ASSIGNED TASK: Although the entries contain pictures, the copy should hold only their exact text.

(Entries taken from a collection)

>>

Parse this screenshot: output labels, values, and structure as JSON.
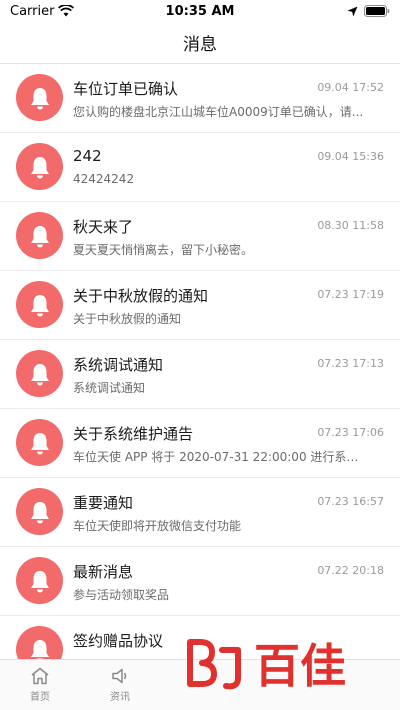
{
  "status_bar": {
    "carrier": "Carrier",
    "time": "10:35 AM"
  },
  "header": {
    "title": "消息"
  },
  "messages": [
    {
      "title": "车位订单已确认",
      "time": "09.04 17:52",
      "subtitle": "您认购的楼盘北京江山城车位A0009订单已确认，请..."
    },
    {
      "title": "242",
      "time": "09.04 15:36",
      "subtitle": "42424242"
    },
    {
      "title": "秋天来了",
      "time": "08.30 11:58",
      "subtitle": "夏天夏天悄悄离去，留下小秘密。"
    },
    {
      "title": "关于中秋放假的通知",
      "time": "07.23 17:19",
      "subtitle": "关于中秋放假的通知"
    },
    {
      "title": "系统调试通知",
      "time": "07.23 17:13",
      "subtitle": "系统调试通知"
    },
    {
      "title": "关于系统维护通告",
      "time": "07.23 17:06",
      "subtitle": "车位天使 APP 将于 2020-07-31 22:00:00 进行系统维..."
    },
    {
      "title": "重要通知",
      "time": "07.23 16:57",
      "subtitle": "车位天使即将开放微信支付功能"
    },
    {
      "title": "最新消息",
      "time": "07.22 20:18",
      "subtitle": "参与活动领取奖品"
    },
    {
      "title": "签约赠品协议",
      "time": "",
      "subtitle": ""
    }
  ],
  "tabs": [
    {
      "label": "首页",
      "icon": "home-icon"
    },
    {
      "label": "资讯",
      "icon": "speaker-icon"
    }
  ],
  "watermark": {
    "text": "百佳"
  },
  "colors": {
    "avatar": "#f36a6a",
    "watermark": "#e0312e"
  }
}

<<

COMPLETED EXERCISE:
Parse this screenshot: output labels, values, and structure as JSON.
{
  "status_bar": {
    "carrier": "Carrier",
    "time": "10:35 AM"
  },
  "header": {
    "title": "消息"
  },
  "messages": [
    {
      "title": "车位订单已确认",
      "time": "09.04 17:52",
      "subtitle": "您认购的楼盘北京江山城车位A0009订单已确认，请..."
    },
    {
      "title": "242",
      "time": "09.04 15:36",
      "subtitle": "42424242"
    },
    {
      "title": "秋天来了",
      "time": "08.30 11:58",
      "subtitle": "夏天夏天悄悄离去，留下小秘密。"
    },
    {
      "title": "关于中秋放假的通知",
      "time": "07.23 17:19",
      "subtitle": "关于中秋放假的通知"
    },
    {
      "title": "系统调试通知",
      "time": "07.23 17:13",
      "subtitle": "系统调试通知"
    },
    {
      "title": "关于系统维护通告",
      "time": "07.23 17:06",
      "subtitle": "车位天使 APP 将于 2020-07-31 22:00:00 进行系统维..."
    },
    {
      "title": "重要通知",
      "time": "07.23 16:57",
      "subtitle": "车位天使即将开放微信支付功能"
    },
    {
      "title": "最新消息",
      "time": "07.22 20:18",
      "subtitle": "参与活动领取奖品"
    },
    {
      "title": "签约赠品协议",
      "time": "",
      "subtitle": ""
    }
  ],
  "tabs": [
    {
      "label": "首页",
      "icon": "home-icon"
    },
    {
      "label": "资讯",
      "icon": "speaker-icon"
    }
  ],
  "watermark": {
    "text": "百佳"
  },
  "colors": {
    "avatar": "#f36a6a",
    "watermark": "#e0312e"
  }
}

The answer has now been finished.